She seriously said that. Give me money, that will show those terrorists! As I said above, it was a terrible play and she’s lucky that nobody aside from a twitter user had the balls to call her out.

I think she said that rebuilding was a rebuke to the terrorists, not the donations to her campaign. But whatever, it was surprisingly inarticulate from Clinton, and there’s no good that’s come out of this for her. But I don’t see this as anything more than a minor gaffe that has no real impact on the race (either primary or general.)
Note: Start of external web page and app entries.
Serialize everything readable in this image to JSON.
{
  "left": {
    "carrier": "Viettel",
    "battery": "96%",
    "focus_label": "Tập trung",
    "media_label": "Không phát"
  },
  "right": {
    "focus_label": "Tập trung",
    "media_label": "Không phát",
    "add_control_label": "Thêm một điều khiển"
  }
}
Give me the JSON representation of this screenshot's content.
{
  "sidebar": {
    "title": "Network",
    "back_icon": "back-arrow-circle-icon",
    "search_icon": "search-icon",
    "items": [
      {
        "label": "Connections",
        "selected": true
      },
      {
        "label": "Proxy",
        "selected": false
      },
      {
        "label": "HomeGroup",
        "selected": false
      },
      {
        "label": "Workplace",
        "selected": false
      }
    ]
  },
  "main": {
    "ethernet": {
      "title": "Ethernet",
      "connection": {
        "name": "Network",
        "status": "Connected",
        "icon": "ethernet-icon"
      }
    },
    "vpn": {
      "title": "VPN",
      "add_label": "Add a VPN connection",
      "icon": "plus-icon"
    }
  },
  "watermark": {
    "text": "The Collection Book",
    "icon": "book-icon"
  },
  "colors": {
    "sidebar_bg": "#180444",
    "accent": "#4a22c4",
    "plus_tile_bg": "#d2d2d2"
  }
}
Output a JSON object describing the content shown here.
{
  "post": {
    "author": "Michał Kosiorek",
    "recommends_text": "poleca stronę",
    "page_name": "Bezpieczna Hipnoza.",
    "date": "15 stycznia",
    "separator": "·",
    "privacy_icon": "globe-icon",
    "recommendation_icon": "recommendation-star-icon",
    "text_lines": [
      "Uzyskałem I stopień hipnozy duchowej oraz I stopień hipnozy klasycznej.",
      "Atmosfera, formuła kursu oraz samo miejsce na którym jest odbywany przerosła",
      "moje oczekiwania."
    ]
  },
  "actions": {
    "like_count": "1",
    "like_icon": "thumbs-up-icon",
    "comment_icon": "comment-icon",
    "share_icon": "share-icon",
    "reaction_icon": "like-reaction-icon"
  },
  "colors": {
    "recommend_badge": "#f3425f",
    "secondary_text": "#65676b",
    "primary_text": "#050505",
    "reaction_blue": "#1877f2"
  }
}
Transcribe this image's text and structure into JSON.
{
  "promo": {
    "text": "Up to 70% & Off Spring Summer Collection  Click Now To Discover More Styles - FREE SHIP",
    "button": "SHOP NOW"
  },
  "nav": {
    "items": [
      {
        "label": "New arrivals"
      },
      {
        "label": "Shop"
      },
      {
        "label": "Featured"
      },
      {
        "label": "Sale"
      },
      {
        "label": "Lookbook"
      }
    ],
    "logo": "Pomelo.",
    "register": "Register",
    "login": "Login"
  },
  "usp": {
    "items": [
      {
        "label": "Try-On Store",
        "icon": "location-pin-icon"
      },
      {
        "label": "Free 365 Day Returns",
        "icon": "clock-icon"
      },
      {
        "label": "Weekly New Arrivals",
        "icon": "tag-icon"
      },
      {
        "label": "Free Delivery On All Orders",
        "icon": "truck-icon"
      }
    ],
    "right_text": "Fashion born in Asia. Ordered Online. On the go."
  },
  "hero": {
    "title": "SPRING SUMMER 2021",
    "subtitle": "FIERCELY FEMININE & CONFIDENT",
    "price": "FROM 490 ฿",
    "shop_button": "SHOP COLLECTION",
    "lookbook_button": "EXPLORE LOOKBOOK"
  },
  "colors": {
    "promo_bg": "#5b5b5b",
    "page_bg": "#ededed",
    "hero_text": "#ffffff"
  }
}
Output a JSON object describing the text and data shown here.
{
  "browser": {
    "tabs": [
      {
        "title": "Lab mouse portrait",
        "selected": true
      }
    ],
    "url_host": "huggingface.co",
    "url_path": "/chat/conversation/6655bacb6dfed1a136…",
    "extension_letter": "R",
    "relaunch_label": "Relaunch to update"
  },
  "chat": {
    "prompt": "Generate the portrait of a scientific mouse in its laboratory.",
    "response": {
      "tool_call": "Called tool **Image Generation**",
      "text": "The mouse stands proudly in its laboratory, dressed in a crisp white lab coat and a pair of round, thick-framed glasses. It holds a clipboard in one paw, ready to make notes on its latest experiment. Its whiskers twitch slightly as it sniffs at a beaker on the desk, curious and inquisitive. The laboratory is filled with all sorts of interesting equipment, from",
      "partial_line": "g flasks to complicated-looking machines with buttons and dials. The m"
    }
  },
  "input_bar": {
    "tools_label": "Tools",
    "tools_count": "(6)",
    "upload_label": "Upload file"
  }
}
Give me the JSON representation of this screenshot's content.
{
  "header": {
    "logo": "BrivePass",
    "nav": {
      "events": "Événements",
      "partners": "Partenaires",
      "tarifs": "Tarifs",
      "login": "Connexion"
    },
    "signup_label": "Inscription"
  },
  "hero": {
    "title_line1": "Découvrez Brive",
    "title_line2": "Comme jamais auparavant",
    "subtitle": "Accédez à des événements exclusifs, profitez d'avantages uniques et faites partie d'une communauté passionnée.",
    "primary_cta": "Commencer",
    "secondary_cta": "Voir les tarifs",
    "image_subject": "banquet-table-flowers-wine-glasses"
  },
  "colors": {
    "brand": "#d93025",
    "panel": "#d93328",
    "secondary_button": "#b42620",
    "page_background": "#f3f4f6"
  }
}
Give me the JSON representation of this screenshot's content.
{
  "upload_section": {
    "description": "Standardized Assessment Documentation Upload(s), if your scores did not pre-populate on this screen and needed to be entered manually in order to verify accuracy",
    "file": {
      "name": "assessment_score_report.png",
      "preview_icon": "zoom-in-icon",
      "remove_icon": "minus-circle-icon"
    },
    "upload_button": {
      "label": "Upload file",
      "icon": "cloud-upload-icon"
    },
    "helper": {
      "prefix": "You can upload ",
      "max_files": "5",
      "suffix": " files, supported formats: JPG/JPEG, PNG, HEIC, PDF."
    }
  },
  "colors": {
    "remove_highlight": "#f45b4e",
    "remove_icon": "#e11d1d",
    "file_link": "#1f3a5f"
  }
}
Dubya did use the terms “Islamic fascism,” and several variations at times. Also, for his shortcomings, he wasn’t perceived to potentially be a Muslim, like Obama is by a decent amount of the country nor was Dubya perceived to dishonor Israel. I mean I understand why Hillary isn’t using “radical Islam” or a variation of it: she dosn’t wanna be called a “neo-con” as took her down in 2008 to Obama. I want her to win. I do once again credit her for calling out “jihadism” and using the term “Islamist,” unlike Barack Hussein Obama. I almost left the Dem party in 2012 over Obama’s foreign policy, but I wasn’t ready to be a one-issue voter. I’m still liberal on most else. However, real Americans do not favor Iranian Mullahs over the Prime Minister of Israel, ever. Luckily, Hillary was known to be tougher on Iran than Obama. I bet HRC flips on “Radical Islamic Terrorism” soon. I do have faith in her that she’ll restore the relationship between the world’s two greatest nations.

Also, what is with the class-warfare some on the left are pushing today? So what that people on Wall Street like Hillary. She’s not into the whole Bernie Sanders “free stuff” thing. GOOD!

From Al Franken’s Lies and the Lying Liars Who Tell Them: A Fair And Balanced Look at the Right:

The perceptions of whackos shouldn’t affect anyone’s opinion of the President. There’s no good reason to believe that he is Muslim or that he dishonored Israel. Disagreement is not dishonor (and there were many Israelis who agreed with him).

The Iranian Mullahs were largely on Netanyahu’s side on this. You know who favored the deal in Iran? Iranian moderates. I’m glad that Obama stood apart from the most radical Iranians, and apart from Netanyahu.

Its not opposition to the Bush tax cuts that are class warfare. Class warfare is the whole Occupy Wall Street crap, the “we are the 99%,” the “Hillary is evil bc she doesn’t wanna end Wall Street/finance,” that kind of thing.

Iran’s Mullahs, by which I am referring to their fanatical religious leadership, wanna wipe the Jewish State off the map, their Dear Leader Khameini included.

And they generally opposed the nuclear deal, just like Netanyahu. Good for Obama for standing apart from Khameini and Netanyahu, and making it much less likely that those Mullahs will get nuclear weapons.

What I find fascinating about that exchange isn’t the bit at the end about 9-11; it’s that for the rest of the response, Clinton is trying to stake out a position to the left of Sanders.

The Bernie Sanders “free stuff” thing? It’s Wall Street that’s getting most of the free stuff right now, and Sanders is the one trying to stop that.